What you need to do:
Only an exact copy of the entries will serve as the answer.

Records supplied:
Content starts

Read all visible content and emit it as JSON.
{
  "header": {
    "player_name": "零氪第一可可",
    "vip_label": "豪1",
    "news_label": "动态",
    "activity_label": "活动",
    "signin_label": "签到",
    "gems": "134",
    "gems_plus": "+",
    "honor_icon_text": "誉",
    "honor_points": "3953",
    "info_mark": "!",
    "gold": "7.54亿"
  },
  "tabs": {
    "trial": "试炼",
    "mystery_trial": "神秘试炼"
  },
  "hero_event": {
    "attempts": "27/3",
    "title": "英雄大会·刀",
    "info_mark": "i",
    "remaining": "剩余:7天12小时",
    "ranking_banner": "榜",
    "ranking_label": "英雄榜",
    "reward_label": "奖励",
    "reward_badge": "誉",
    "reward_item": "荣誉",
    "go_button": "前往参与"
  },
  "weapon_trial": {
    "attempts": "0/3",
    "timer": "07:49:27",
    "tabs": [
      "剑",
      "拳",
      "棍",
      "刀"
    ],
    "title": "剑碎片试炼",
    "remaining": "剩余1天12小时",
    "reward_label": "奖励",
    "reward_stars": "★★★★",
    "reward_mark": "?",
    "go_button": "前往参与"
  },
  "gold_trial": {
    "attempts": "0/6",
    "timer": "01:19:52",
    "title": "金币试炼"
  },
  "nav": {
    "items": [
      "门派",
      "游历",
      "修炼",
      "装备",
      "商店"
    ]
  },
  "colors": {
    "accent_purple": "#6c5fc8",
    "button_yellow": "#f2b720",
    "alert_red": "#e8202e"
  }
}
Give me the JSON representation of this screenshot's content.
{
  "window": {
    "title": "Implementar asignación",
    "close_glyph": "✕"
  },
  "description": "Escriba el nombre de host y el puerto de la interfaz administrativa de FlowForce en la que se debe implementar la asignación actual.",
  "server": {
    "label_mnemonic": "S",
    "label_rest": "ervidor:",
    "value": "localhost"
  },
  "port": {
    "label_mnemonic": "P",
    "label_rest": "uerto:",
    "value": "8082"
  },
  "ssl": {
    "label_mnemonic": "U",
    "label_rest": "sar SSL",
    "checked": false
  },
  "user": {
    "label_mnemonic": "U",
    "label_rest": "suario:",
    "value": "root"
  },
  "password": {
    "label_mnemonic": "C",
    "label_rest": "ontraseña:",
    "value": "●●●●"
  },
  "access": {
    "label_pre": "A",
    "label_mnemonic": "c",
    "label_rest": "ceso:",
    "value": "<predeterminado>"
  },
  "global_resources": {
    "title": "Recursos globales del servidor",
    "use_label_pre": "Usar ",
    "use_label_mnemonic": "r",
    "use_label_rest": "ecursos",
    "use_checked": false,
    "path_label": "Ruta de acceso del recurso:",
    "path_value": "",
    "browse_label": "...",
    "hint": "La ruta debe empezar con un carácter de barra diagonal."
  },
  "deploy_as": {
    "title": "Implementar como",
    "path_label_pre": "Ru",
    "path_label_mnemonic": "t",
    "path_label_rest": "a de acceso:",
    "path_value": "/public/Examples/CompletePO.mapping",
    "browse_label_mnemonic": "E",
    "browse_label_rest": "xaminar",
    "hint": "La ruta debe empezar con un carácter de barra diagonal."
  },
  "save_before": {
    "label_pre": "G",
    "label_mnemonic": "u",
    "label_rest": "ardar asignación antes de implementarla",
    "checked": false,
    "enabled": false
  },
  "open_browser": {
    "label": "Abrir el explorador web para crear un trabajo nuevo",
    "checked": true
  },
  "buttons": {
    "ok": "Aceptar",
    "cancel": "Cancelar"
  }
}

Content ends

Answer box:
Read all visible content and emit it as JSON.
{
  "header": {
    "player_name": "零氪第一可可",
    "vip_label": "豪1",
    "news_label": "动态",
    "activity_label": "活动",
    "signin_label": "签到",
    "gems": "134",
    "gems_plus": "+",
    "honor_icon_text": "誉",
    "honor_points": "3953",
    "info_mark": "!",
    "gold": "7.54亿"
  },
  "tabs": {
    "trial": "试炼",
    "mystery_trial": "神秘试炼"
  },
  "hero_event": {
    "attempts": "27/3",
    "title": "英雄大会·刀",
    "info_mark": "i",
    "remaining": "剩余:7天12小时",
    "ranking_banner": "榜",
    "ranking_label": "英雄榜",
    "reward_label": "奖励",
    "reward_badge": "誉",
    "reward_item": "荣誉",
    "go_button": "前往参与"
  },
  "weapon_trial": {
    "attempts": "0/3",
    "timer": "07:49:27",
    "tabs": [
      "剑",
      "拳",
      "棍",
      "刀"
    ],
    "title": "剑碎片试炼",
    "remaining": "剩余1天12小时",
    "reward_label": "奖励",
    "reward_stars": "★★★★",
    "reward_mark": "?",
    "go_button": "前往参与"
  },
  "gold_trial": {
    "attempts": "0/6",
    "timer": "01:19:52",
    "title": "金币试炼"
  },
  "nav": {
    "items": [
      "门派",
      "游历",
      "修炼",
      "装备",
      "商店"
    ]
  },
  "colors": {
    "accent_purple": "#6c5fc8",
    "button_yellow": "#f2b720",
    "alert_red": "#e8202e"
  }
}
Give me the JSON representation of this screenshot's content.
{
  "window": {
    "title": "Implementar asignación",
    "close_glyph": "✕"
  },
  "description": "Escriba el nombre de host y el puerto de la interfaz administrativa de FlowForce en la que se debe implementar la asignación actual.",
  "server": {
    "label_mnemonic": "S",
    "label_rest": "ervidor:",
    "value": "localhost"
  },
  "port": {
    "label_mnemonic": "P",
    "label_rest": "uerto:",
    "value": "8082"
  },
  "ssl": {
    "label_mnemonic": "U",
    "label_rest": "sar SSL",
    "checked": false
  },
  "user": {
    "label_mnemonic": "U",
    "label_rest": "suario:",
    "value": "root"
  },
  "password": {
    "label_mnemonic": "C",
    "label_rest": "ontraseña:",
    "value": "●●●●"
  },
  "access": {
    "label_pre": "A",
    "label_mnemonic": "c",
    "label_rest": "ceso:",
    "value": "<predeterminado>"
  },
  "global_resources": {
    "title": "Recursos globales del servidor",
    "use_label_pre": "Usar ",
    "use_label_mnemonic": "r",
    "use_label_rest": "ecursos",
    "use_checked": false,
    "path_label": "Ruta de acceso del recurso:",
    "path_value": "",
    "browse_label": "...",
    "hint": "La ruta debe empezar con un carácter de barra diagonal."
  },
  "deploy_as": {
    "title": "Implementar como",
    "path_label_pre": "Ru",
    "path_label_mnemonic": "t",
    "path_label_rest": "a de acceso:",
    "path_value": "/public/Examples/CompletePO.mapping",
    "browse_label_mnemonic": "E",
    "browse_label_rest": "xaminar",
    "hint": "La ruta debe empezar con un carácter de barra diagonal."
  },
  "save_before": {
    "label_pre": "G",
    "label_mnemonic": "u",
    "label_rest": "ardar asignación antes de implementarla",
    "checked": false,
    "enabled": false
  },
  "open_browser": {
    "label": "Abrir el explorador web para crear un trabajo nuevo",
    "checked": true
  },
  "buttons": {
    "ok": "Aceptar",
    "cancel": "Cancelar"
  }
}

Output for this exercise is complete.